Your objective
Reproduce the records below exactly as they appear, omitting any pictures they contain.

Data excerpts
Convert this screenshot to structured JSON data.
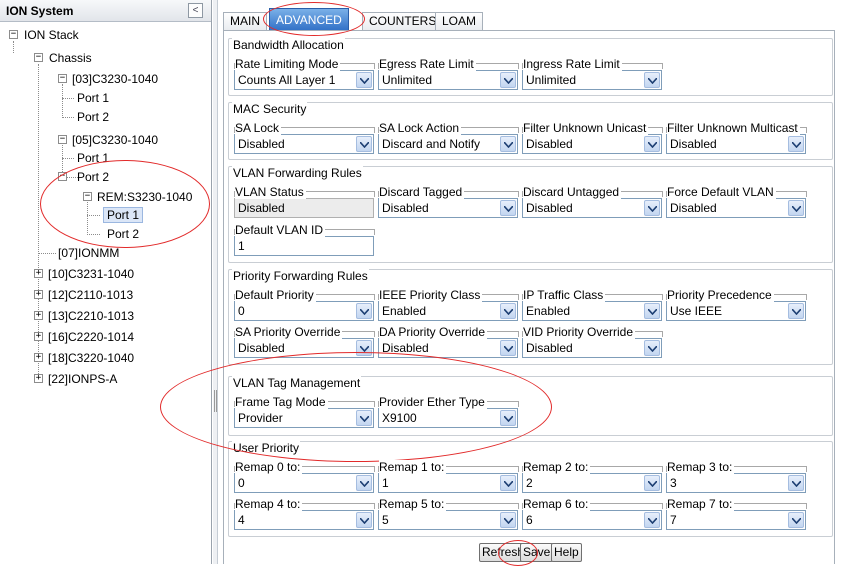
{
  "sidebar": {
    "title": "ION System",
    "collapse_icon": "<",
    "tree": {
      "root": "ION Stack",
      "chassis": "Chassis",
      "n03": "[03]C3230-1040",
      "n03_p1": "Port 1",
      "n03_p2": "Port 2",
      "n05": "[05]C3230-1040",
      "n05_p1": "Port 1",
      "n05_p2": "Port 2",
      "rem": "REM:S3230-1040",
      "rem_p1": "Port 1",
      "rem_p2": "Port 2",
      "n07": "[07]IONMM",
      "n10": "[10]C3231-1040",
      "n12": "[12]C2110-1013",
      "n13": "[13]C2210-1013",
      "n16": "[16]C2220-1014",
      "n18": "[18]C3220-1040",
      "n22": "[22]IONPS-A"
    }
  },
  "tabs": [
    "MAIN",
    "ADVANCED",
    "COUNTERS",
    "LOAM"
  ],
  "sections": {
    "bandwidth": {
      "title": "Bandwidth Allocation",
      "rate_limiting_mode": {
        "label": "Rate Limiting Mode",
        "value": "Counts All Layer 1"
      },
      "egress_rate_limit": {
        "label": "Egress Rate Limit",
        "value": "Unlimited"
      },
      "ingress_rate_limit": {
        "label": "Ingress Rate Limit",
        "value": "Unlimited"
      }
    },
    "mac_security": {
      "title": "MAC Security",
      "sa_lock": {
        "label": "SA Lock",
        "value": "Disabled"
      },
      "sa_lock_action": {
        "label": "SA Lock Action",
        "value": "Discard and Notify"
      },
      "filter_unknown_unicast": {
        "label": "Filter Unknown Unicast",
        "value": "Disabled"
      },
      "filter_unknown_multicast": {
        "label": "Filter Unknown Multicast",
        "value": "Disabled"
      }
    },
    "vlan_forwarding": {
      "title": "VLAN Forwarding Rules",
      "vlan_status": {
        "label": "VLAN Status",
        "value": "Disabled"
      },
      "discard_tagged": {
        "label": "Discard Tagged",
        "value": "Disabled"
      },
      "discard_untagged": {
        "label": "Discard Untagged",
        "value": "Disabled"
      },
      "force_default_vlan": {
        "label": "Force Default VLAN",
        "value": "Disabled"
      },
      "default_vlan_id": {
        "label": "Default VLAN ID",
        "value": "1"
      }
    },
    "priority_forwarding": {
      "title": "Priority Forwarding Rules",
      "default_priority": {
        "label": "Default Priority",
        "value": "0"
      },
      "ieee_priority_class": {
        "label": "IEEE Priority Class",
        "value": "Enabled"
      },
      "ip_traffic_class": {
        "label": "IP Traffic Class",
        "value": "Enabled"
      },
      "priority_precedence": {
        "label": "Priority Precedence",
        "value": "Use IEEE"
      },
      "sa_priority_override": {
        "label": "SA Priority Override",
        "value": "Disabled"
      },
      "da_priority_override": {
        "label": "DA Priority Override",
        "value": "Disabled"
      },
      "vid_priority_override": {
        "label": "VID Priority Override",
        "value": "Disabled"
      }
    },
    "vlan_tag": {
      "title": "VLAN Tag Management",
      "frame_tag_mode": {
        "label": "Frame Tag Mode",
        "value": "Provider"
      },
      "provider_ether_type": {
        "label": "Provider Ether Type",
        "value": "X9100"
      }
    },
    "user_priority": {
      "title": "User Priority",
      "remaps": [
        {
          "label": "Remap 0 to:",
          "value": "0"
        },
        {
          "label": "Remap 1 to:",
          "value": "1"
        },
        {
          "label": "Remap 2 to:",
          "value": "2"
        },
        {
          "label": "Remap 3 to:",
          "value": "3"
        },
        {
          "label": "Remap 4 to:",
          "value": "4"
        },
        {
          "label": "Remap 5 to:",
          "value": "5"
        },
        {
          "label": "Remap 6 to:",
          "value": "6"
        },
        {
          "label": "Remap 7 to:",
          "value": "7"
        }
      ]
    }
  },
  "buttons": {
    "refresh": "Refresh",
    "save": "Save",
    "help": "Help"
  },
  "annotation_color": "#e22b2b"
}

Answer space
Convert this screenshot to structured JSON data.
{
  "sidebar": {
    "title": "ION System",
    "collapse_icon": "<",
    "tree": {
      "root": "ION Stack",
      "chassis": "Chassis",
      "n03": "[03]C3230-1040",
      "n03_p1": "Port 1",
      "n03_p2": "Port 2",
      "n05": "[05]C3230-1040",
      "n05_p1": "Port 1",
      "n05_p2": "Port 2",
      "rem": "REM:S3230-1040",
      "rem_p1": "Port 1",
      "rem_p2": "Port 2",
      "n07": "[07]IONMM",
      "n10": "[10]C3231-1040",
      "n12": "[12]C2110-1013",
      "n13": "[13]C2210-1013",
      "n16": "[16]C2220-1014",
      "n18": "[18]C3220-1040",
      "n22": "[22]IONPS-A"
    }
  },
  "tabs": [
    "MAIN",
    "ADVANCED",
    "COUNTERS",
    "LOAM"
  ],
  "sections": {
    "bandwidth": {
      "title": "Bandwidth Allocation",
      "rate_limiting_mode": {
        "label": "Rate Limiting Mode",
        "value": "Counts All Layer 1"
      },
      "egress_rate_limit": {
        "label": "Egress Rate Limit",
        "value": "Unlimited"
      },
      "ingress_rate_limit": {
        "label": "Ingress Rate Limit",
        "value": "Unlimited"
      }
    },
    "mac_security": {
      "title": "MAC Security",
      "sa_lock": {
        "label": "SA Lock",
        "value": "Disabled"
      },
      "sa_lock_action": {
        "label": "SA Lock Action",
        "value": "Discard and Notify"
      },
      "filter_unknown_unicast": {
        "label": "Filter Unknown Unicast",
        "value": "Disabled"
      },
      "filter_unknown_multicast": {
        "label": "Filter Unknown Multicast",
        "value": "Disabled"
      }
    },
    "vlan_forwarding": {
      "title": "VLAN Forwarding Rules",
      "vlan_status": {
        "label": "VLAN Status",
        "value": "Disabled"
      },
      "discard_tagged": {
        "label": "Discard Tagged",
        "value": "Disabled"
      },
      "discard_untagged": {
        "label": "Discard Untagged",
        "value": "Disabled"
      },
      "force_default_vlan": {
        "label": "Force Default VLAN",
        "value": "Disabled"
      },
      "default_vlan_id": {
        "label": "Default VLAN ID",
        "value": "1"
      }
    },
    "priority_forwarding": {
      "title": "Priority Forwarding Rules",
      "default_priority": {
        "label": "Default Priority",
        "value": "0"
      },
      "ieee_priority_class": {
        "label": "IEEE Priority Class",
        "value": "Enabled"
      },
      "ip_traffic_class": {
        "label": "IP Traffic Class",
        "value": "Enabled"
      },
      "priority_precedence": {
        "label": "Priority Precedence",
        "value": "Use IEEE"
      },
      "sa_priority_override": {
        "label": "SA Priority Override",
        "value": "Disabled"
      },
      "da_priority_override": {
        "label": "DA Priority Override",
        "value": "Disabled"
      },
      "vid_priority_override": {
        "label": "VID Priority Override",
        "value": "Disabled"
      }
    },
    "vlan_tag": {
      "title": "VLAN Tag Management",
      "frame_tag_mode": {
        "label": "Frame Tag Mode",
        "value": "Provider"
      },
      "provider_ether_type": {
        "label": "Provider Ether Type",
        "value": "X9100"
      }
    },
    "user_priority": {
      "title": "User Priority",
      "remaps": [
        {
          "label": "Remap 0 to:",
          "value": "0"
        },
        {
          "label": "Remap 1 to:",
          "value": "1"
        },
        {
          "label": "Remap 2 to:",
          "value": "2"
        },
        {
          "label": "Remap 3 to:",
          "value": "3"
        },
        {
          "label": "Remap 4 to:",
          "value": "4"
        },
        {
          "label": "Remap 5 to:",
          "value": "5"
        },
        {
          "label": "Remap 6 to:",
          "value": "6"
        },
        {
          "label": "Remap 7 to:",
          "value": "7"
        }
      ]
    }
  },
  "buttons": {
    "refresh": "Refresh",
    "save": "Save",
    "help": "Help"
  },
  "annotation_color": "#e22b2b"
}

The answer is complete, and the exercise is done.